Page and application data records:
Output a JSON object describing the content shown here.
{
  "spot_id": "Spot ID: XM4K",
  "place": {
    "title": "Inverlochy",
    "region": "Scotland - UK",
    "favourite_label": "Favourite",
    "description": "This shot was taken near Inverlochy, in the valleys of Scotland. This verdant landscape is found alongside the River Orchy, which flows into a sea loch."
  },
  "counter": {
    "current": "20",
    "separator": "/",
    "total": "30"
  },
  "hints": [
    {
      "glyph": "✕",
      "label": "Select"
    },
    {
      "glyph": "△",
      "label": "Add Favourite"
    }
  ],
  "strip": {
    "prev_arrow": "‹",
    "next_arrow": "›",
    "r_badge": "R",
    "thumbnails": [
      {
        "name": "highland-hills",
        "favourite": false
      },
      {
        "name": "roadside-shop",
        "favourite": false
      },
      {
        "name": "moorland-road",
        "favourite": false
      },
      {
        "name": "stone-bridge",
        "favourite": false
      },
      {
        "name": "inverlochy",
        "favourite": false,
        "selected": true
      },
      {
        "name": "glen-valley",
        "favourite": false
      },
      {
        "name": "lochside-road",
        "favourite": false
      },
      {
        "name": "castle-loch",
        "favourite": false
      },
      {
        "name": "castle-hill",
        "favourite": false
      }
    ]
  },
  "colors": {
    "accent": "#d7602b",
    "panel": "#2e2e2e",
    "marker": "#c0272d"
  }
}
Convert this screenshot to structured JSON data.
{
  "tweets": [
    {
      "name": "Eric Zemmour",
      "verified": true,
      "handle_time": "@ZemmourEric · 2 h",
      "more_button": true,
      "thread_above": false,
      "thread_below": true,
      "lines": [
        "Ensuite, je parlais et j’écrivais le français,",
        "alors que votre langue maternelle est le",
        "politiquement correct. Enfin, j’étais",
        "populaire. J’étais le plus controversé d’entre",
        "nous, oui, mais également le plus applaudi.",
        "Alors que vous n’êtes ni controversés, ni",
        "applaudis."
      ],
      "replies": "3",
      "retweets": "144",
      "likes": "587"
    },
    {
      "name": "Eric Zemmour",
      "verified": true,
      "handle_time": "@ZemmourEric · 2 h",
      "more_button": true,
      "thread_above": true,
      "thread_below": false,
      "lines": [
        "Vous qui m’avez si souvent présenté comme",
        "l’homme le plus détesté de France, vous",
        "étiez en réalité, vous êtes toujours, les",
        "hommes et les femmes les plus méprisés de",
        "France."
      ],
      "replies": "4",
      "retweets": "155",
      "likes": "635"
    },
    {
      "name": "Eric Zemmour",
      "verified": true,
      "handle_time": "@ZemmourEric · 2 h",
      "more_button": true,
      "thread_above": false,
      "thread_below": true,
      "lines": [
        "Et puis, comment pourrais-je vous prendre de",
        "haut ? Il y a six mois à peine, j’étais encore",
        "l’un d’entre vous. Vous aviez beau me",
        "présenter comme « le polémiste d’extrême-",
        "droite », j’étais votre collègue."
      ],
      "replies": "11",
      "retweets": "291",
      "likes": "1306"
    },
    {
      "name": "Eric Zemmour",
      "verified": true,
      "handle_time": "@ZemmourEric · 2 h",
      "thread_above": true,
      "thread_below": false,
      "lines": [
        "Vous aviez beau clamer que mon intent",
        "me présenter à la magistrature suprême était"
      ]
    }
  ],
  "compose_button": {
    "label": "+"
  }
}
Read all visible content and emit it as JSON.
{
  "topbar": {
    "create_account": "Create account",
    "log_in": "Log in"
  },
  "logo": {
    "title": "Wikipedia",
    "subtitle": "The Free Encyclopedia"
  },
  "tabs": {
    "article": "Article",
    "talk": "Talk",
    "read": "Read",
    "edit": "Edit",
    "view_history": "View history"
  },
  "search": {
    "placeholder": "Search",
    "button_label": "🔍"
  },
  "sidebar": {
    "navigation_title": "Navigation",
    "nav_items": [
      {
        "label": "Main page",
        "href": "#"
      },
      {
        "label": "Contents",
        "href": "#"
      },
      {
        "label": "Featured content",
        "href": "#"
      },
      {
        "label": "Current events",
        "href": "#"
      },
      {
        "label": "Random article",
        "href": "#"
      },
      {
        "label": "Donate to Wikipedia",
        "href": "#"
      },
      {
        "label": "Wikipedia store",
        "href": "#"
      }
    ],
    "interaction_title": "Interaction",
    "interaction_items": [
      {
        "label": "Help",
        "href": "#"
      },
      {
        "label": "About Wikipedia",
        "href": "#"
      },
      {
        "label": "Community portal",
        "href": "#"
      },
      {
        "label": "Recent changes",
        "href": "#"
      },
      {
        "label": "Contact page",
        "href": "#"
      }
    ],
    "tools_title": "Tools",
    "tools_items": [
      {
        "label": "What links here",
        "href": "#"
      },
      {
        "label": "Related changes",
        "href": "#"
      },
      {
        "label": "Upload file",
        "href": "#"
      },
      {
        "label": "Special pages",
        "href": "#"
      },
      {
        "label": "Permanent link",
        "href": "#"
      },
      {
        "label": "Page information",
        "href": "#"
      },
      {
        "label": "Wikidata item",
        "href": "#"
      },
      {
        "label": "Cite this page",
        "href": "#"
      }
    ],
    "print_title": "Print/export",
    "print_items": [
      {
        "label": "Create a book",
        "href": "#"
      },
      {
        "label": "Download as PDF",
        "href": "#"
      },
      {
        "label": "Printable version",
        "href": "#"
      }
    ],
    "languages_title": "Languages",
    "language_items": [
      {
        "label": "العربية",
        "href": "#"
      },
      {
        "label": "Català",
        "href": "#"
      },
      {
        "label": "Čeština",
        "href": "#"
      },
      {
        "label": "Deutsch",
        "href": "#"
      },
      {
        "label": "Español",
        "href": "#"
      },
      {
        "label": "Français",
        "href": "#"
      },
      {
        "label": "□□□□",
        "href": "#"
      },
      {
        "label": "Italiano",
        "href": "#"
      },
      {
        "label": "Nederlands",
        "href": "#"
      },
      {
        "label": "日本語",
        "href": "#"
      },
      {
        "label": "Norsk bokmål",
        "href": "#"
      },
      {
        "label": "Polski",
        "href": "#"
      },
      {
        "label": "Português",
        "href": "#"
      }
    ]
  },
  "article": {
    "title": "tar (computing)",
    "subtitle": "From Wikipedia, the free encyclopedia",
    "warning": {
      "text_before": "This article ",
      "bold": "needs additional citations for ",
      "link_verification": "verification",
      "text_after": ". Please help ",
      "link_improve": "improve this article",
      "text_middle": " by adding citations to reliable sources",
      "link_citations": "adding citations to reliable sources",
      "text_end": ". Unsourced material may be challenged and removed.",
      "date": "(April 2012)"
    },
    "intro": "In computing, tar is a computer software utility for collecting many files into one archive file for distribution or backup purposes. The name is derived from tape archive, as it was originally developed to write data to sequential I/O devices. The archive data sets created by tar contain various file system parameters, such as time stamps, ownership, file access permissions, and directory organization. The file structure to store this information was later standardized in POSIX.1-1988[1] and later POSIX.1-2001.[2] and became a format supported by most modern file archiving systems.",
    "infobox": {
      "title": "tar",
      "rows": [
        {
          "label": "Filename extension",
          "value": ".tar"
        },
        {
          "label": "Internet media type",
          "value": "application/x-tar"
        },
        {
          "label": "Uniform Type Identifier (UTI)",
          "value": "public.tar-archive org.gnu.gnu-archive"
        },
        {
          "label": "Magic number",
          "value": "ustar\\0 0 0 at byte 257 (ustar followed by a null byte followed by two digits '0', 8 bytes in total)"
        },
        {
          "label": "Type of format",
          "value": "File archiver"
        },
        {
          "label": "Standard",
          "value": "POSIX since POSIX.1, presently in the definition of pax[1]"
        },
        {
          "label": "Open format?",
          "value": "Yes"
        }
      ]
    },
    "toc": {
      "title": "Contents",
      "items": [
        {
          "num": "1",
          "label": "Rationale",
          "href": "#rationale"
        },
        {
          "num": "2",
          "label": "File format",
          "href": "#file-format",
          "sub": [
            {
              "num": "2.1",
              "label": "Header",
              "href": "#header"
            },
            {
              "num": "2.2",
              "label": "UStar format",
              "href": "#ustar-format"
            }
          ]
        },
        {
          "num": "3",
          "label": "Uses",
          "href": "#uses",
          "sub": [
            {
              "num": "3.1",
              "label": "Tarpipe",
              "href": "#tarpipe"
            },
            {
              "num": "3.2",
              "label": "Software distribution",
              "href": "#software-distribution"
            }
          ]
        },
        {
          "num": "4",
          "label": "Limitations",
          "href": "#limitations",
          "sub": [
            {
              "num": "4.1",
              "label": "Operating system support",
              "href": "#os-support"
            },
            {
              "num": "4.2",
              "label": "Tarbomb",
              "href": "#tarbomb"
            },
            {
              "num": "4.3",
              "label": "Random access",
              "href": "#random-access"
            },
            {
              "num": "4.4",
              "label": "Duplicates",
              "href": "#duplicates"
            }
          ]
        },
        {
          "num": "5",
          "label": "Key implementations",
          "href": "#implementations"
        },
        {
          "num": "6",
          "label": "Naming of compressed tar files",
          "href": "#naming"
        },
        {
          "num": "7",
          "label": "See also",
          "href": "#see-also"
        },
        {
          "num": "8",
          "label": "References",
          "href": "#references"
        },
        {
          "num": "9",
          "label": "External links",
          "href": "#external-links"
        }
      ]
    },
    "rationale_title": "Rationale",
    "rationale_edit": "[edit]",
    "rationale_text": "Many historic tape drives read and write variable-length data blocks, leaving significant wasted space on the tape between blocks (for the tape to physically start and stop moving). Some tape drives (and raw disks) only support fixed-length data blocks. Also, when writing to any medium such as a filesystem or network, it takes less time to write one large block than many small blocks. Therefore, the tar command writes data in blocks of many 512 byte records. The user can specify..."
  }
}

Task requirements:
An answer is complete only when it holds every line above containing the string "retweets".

Reply to the task:
      "retweets": "144",
      "retweets": "155",
      "retweets": "291",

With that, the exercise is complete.